JENNIFER DAVIS ’99, AND NICK HARRIS, ’99, are delighted to announce the birth of their son, Benjamin Davis Harris.  Benjamin was born on May 15, 2004, in Washington, D.C.  Benjamin’s parents write that, “he of course, hopes to attend Pembroke!”  Jennifer, Nick and Benjamin are moving to Mexico City in March 2005.  Jennifer will be working in the U.S. Embassy as a vice-consul, and Nick will be working in the private sector.


SAM ARORA, ’02, writes from Washington, D.C., that until the November presidential election he had spent 15 months (and many a 17-hour day) working on the John Kerry campaign.  In the final weeks before the election, he was sent to western Wisconsin to organize the student vote.  At Pembroke, Sam read PPE as a visiting student (he earned his bachelor’s degree from Columbia).  Sam can be reached at:


MARGARET GORACY, ’02, is a consultant at MMG Partners, a global financial services firm based in New York.  At Pembroke she read economics and French. She lives at 156 Chestnut Street, Englewood Cliffs, New Jersey, 07632.  Her e-mail is:

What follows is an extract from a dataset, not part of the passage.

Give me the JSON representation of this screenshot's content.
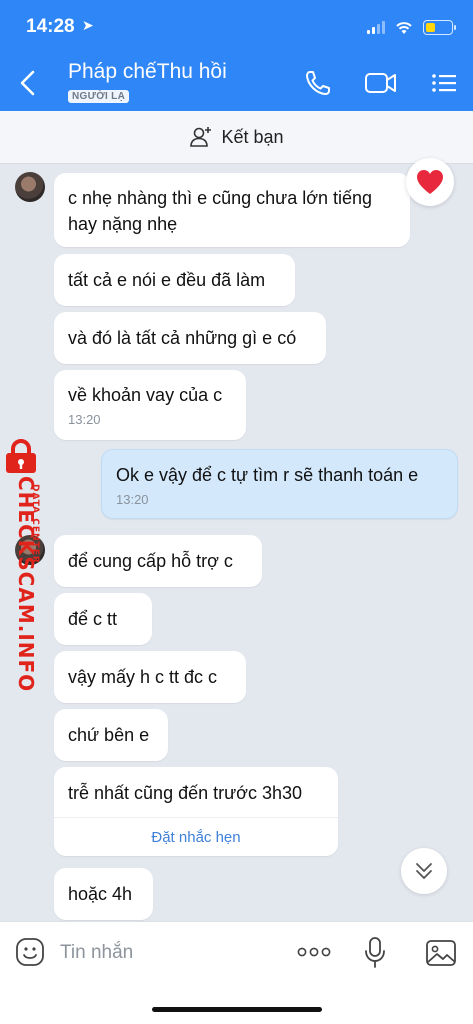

HEIDI L. WILLIAMS, ’04, writes that she has recently moved to Boston, where she is working as a researcher at the National Bureau of Economic Research (NBER).  She plans toll begin a Ph.D. in economics at Harvard next fall.  At Pembroke she earned a master’s degree in economics for development after having earned her bachelor’s degree in mathematics at Dartmouth College in 2003.  Her e-mail is: